Element data from apps and pages:

┏━━

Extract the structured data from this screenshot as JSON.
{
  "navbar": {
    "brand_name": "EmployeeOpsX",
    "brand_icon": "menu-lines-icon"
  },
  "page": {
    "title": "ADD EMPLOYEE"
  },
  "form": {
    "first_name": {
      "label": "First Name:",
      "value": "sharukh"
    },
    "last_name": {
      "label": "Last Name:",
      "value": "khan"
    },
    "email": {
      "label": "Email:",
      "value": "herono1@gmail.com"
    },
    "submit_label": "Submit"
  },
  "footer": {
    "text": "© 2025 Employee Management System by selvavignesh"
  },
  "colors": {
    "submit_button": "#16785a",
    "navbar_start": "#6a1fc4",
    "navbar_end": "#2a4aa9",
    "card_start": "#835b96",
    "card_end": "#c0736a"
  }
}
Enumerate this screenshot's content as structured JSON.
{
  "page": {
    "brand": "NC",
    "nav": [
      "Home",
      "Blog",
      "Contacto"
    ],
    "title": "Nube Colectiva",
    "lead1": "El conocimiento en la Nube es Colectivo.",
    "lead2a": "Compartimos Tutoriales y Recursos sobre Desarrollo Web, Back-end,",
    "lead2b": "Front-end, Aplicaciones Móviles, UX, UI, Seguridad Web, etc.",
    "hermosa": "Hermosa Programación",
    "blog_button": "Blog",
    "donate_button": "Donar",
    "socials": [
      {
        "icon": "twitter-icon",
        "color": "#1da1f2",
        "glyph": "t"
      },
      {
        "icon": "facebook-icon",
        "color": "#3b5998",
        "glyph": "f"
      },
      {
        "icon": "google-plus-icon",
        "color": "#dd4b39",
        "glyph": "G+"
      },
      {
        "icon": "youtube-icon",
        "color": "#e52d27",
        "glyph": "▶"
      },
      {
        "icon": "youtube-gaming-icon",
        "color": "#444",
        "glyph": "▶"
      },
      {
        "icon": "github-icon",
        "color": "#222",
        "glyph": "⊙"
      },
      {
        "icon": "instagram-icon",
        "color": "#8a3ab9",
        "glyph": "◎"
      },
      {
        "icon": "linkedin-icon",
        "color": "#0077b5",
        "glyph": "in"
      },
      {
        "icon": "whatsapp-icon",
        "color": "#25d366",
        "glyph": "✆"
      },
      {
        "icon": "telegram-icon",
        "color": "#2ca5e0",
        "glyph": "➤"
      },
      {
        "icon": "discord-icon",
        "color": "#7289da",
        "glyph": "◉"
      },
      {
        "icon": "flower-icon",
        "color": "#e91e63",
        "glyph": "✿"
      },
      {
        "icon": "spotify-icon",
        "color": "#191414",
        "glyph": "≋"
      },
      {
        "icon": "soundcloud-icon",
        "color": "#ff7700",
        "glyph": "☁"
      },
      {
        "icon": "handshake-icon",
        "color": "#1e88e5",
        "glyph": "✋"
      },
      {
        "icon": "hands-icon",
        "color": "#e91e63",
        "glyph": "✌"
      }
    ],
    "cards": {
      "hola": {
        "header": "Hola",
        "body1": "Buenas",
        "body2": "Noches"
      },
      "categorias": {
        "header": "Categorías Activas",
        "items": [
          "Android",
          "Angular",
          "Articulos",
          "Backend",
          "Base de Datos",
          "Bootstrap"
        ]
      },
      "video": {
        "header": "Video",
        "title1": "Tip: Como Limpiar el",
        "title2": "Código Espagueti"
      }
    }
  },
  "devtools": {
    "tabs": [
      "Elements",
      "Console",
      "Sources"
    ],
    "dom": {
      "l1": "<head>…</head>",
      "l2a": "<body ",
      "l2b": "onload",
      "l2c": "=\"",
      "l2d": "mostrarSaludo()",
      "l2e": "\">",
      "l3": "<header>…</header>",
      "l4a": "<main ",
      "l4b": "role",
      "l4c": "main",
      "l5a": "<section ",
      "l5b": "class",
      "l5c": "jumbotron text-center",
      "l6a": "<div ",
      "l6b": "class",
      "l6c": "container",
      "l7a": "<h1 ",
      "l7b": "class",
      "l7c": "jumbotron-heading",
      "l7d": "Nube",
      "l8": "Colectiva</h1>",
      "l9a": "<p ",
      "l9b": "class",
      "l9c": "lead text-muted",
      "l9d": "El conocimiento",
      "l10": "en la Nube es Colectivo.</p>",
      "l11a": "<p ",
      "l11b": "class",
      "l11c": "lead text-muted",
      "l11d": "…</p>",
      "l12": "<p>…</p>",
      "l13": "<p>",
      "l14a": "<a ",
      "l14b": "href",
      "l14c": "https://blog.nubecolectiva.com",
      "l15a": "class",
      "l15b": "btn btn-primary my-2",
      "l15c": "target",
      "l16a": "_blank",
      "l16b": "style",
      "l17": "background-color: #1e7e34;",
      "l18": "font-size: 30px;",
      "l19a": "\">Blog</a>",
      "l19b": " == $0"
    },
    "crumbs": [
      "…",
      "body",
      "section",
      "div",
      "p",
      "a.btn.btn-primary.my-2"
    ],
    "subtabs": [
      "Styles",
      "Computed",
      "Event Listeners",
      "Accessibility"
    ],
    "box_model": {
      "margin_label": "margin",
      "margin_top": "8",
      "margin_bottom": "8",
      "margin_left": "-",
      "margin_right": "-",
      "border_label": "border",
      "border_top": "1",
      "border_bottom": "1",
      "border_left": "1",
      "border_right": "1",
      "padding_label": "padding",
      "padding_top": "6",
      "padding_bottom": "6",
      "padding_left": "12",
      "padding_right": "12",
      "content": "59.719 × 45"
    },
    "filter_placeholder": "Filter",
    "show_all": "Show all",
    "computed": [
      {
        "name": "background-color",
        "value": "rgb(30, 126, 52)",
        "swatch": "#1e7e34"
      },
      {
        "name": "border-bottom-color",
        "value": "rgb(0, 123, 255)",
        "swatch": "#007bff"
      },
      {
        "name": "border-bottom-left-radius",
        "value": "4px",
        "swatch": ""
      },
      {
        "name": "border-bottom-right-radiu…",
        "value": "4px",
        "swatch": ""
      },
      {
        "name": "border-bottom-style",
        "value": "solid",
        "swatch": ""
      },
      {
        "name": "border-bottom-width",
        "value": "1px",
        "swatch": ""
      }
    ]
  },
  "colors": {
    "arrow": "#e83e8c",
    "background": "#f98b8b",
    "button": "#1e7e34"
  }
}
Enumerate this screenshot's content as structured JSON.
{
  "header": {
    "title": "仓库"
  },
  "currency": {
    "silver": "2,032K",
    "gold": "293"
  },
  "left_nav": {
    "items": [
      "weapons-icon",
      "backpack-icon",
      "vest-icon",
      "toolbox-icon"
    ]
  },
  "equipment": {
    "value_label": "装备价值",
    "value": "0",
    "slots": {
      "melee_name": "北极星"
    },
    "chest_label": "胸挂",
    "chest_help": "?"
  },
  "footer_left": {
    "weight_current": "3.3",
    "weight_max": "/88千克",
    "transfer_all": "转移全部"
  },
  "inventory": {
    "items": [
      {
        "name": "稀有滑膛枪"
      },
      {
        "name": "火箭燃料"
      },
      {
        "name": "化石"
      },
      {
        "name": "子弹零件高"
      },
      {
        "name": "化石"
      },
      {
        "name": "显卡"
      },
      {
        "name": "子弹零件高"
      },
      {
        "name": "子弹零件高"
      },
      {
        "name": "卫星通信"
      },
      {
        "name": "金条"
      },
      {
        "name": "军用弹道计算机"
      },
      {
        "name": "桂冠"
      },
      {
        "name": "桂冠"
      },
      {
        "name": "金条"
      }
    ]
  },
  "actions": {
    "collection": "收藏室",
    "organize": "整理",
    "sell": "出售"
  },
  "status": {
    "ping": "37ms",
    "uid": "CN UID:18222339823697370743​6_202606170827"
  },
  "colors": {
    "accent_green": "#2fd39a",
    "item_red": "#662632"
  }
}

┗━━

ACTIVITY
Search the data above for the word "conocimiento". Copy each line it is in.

RESPONSE TO THIS TASK
    "lead1": "El conocimiento en la Nube es Colectivo.",
      "l9d": "El conocimiento",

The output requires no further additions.